→ **Work to be completed**
Copy task. Retype the whole listing exactly, omitting any picture in it.

→ **The data**
○ ○ ○ ○ ○ ○ ○

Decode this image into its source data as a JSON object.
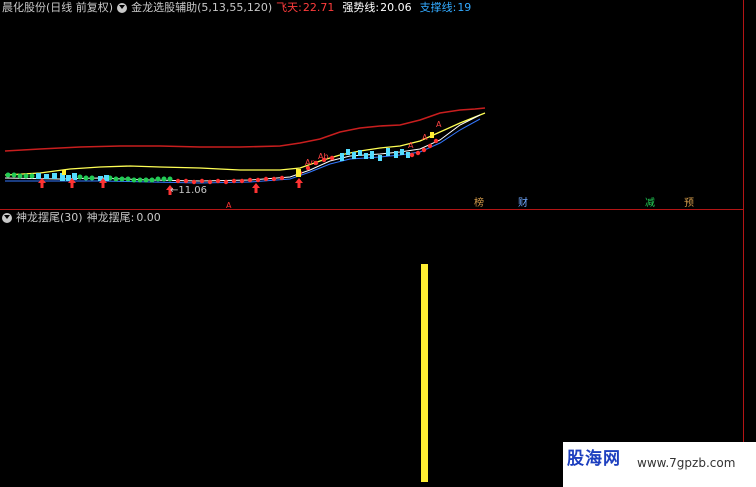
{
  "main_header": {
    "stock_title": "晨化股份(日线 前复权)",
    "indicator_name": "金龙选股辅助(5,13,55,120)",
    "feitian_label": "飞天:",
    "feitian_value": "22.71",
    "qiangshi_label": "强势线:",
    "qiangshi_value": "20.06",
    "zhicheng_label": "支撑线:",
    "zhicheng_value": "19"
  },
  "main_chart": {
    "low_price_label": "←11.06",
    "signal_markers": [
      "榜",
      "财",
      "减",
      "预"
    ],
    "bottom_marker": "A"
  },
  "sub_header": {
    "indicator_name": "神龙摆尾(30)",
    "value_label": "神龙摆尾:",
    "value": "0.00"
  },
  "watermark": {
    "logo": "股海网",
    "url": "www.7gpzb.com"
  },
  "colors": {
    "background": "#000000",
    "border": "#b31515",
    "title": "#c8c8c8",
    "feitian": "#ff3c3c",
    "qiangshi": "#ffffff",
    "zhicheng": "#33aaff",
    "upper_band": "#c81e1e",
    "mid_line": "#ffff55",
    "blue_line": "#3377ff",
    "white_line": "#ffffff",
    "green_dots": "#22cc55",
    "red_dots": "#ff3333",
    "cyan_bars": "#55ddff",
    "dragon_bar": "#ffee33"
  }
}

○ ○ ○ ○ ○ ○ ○

→ **Solution for this task**
Decode this image into its source data as a JSON object.
{
  "main_header": {
    "stock_title": "晨化股份(日线 前复权)",
    "indicator_name": "金龙选股辅助(5,13,55,120)",
    "feitian_label": "飞天:",
    "feitian_value": "22.71",
    "qiangshi_label": "强势线:",
    "qiangshi_value": "20.06",
    "zhicheng_label": "支撑线:",
    "zhicheng_value": "19"
  },
  "main_chart": {
    "low_price_label": "←11.06",
    "signal_markers": [
      "榜",
      "财",
      "减",
      "预"
    ],
    "bottom_marker": "A"
  },
  "sub_header": {
    "indicator_name": "神龙摆尾(30)",
    "value_label": "神龙摆尾:",
    "value": "0.00"
  },
  "watermark": {
    "logo": "股海网",
    "url": "www.7gpzb.com"
  },
  "colors": {
    "background": "#000000",
    "border": "#b31515",
    "title": "#c8c8c8",
    "feitian": "#ff3c3c",
    "qiangshi": "#ffffff",
    "zhicheng": "#33aaff",
    "upper_band": "#c81e1e",
    "mid_line": "#ffff55",
    "blue_line": "#3377ff",
    "white_line": "#ffffff",
    "green_dots": "#22cc55",
    "red_dots": "#ff3333",
    "cyan_bars": "#55ddff",
    "dragon_bar": "#ffee33"
  }
}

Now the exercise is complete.